"The just cause standard ... implies that a teacher will be given a fair opportunity to demonstrate her capabilities, and that only after such opportunity will a teacher's contract be non-renewed where there is good and sufficient cause for doing so. Fundamental fairness in this case requires that where the forces have been set in motion to determine what ought to be done about a particular teacher's performance, the administration has the duty to follow through on the recommendations made where the teacher evidences a willingness to follow through on her side."

We believe the arbitrator stayed within the four corners of the arbitration agreement. To argue, as the Board has, that the evaluation article placed no reciprocal responsibility upon it flies in the face of the purpose of this agreement, namely, that the grievance procedure result in equitable solutions to arbitrable grievances. As we see it, these parties contemplated that teacher evaluation should serve a dual purpose. Not only will the teacher benefit by having teaching deficiencies recognized but the school system will be stronger if these weaknesses are corrected. Under the contract both the teacher and the administration have assumed mutual obligations to strive to attain that end.

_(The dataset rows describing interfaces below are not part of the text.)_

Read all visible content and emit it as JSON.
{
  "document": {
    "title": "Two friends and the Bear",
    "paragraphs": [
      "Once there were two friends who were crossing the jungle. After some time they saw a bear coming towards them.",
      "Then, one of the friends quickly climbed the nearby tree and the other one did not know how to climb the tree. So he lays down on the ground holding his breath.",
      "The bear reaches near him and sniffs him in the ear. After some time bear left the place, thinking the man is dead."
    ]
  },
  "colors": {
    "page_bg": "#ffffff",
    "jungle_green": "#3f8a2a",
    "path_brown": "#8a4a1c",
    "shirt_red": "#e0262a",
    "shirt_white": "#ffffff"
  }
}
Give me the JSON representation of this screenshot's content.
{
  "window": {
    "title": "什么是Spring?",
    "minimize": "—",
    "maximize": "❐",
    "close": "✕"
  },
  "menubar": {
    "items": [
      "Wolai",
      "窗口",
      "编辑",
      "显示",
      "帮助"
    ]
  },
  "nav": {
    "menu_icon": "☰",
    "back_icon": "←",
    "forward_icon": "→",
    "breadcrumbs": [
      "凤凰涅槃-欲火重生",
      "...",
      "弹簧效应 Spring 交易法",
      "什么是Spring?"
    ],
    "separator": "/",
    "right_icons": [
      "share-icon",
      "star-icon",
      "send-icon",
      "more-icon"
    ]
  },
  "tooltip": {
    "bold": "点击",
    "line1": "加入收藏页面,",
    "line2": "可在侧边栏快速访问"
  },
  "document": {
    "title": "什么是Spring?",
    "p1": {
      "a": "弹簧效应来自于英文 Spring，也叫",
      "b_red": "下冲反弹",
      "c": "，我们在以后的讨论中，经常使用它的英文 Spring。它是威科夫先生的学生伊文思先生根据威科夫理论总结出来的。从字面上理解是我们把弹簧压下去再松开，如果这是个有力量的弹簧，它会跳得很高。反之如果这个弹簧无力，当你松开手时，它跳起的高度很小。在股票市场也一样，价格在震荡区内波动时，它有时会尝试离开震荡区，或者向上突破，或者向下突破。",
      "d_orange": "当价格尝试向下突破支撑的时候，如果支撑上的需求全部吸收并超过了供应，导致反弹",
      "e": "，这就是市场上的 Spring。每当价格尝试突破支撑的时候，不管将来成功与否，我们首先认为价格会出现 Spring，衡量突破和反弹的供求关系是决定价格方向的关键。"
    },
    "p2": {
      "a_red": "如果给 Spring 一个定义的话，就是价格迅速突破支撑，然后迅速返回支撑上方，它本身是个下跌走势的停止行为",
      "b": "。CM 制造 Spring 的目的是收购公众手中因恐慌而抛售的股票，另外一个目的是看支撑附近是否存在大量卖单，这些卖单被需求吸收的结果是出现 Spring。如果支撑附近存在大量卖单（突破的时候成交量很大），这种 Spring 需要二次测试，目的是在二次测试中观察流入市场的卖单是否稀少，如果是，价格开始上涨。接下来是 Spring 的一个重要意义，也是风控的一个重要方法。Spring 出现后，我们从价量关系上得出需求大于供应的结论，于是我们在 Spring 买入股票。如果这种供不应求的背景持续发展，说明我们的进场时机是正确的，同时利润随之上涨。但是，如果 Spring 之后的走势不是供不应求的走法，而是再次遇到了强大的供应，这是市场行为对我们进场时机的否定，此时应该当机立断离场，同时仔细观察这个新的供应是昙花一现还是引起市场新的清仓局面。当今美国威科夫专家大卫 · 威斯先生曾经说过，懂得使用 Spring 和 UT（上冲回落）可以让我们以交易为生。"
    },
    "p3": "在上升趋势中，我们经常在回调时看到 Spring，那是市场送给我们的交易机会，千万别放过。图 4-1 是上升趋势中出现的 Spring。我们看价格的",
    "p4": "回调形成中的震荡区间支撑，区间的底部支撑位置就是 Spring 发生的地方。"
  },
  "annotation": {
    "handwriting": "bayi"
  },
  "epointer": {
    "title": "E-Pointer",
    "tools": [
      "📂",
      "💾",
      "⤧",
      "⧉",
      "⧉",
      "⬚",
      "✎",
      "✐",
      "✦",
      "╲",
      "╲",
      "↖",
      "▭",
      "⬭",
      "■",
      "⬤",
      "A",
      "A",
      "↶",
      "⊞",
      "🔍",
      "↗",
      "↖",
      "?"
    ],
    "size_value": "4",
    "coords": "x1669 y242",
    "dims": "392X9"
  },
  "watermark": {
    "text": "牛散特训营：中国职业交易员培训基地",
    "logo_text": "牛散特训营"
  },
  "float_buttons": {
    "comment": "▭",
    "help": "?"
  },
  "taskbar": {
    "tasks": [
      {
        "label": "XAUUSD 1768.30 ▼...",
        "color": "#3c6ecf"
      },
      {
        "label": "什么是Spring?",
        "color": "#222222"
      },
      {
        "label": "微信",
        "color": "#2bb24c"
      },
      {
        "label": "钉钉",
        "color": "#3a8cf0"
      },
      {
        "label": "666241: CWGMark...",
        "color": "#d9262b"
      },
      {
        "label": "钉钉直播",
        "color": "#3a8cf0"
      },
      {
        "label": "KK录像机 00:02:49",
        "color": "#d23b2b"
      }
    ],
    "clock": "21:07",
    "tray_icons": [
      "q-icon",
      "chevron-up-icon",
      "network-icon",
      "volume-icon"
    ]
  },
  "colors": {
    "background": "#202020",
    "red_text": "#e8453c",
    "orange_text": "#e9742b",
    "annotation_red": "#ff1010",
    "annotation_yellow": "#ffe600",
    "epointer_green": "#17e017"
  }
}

Mrs. Small had spent eight years in this school system and it was reasonable for the arbitrator to conclude that the equitable solution to the problems could best be met if the cooperative effort outlined in the letter of June 18 be consummated. Since the Board failed to provide the atmosphere which both its evaluators and the superintendent considered necessary, Mrs. Small was deprived of the requisite assistance to improve her professional performance. A dismissal without affording this opportunity would lack just cause. This was the rationale correctly adopted by the arbitrator in construing his authority under the terms of the contract.

Since our interpretation of the contract coincides with that of the arbitrator, it is unnecessary for us to decide what our position would be were it otherwise. See United Steelworkers of America v. Enterprise Wheel and Car Corp., supra. The finding of the arbitrator in this case manifests a fidelity to his obligation of staying within the collective bargaining agreement.

The entry is:

Appeal denied.[3]

All Justices concurring.

DELAHANTY, J., sat at argument but did not participate further in the case.

NOTES

[1] 20 M.R.S.A. § 161(5).

[2] The right to a continuing teaching contract is acquired after serving a probationary period not to exceed three years.

[3] The result here announced, and the supporting rationale, should not be construed as indicating what our opinion would be if a superintending school committee or school directors, purporting to act pursuant to 20 M.R.S.A. § 473(4), should dismiss a certified teacher on the ground that either the teacher had been proven "unfit to teach" or whose services were no longer deemed "profitable to the school."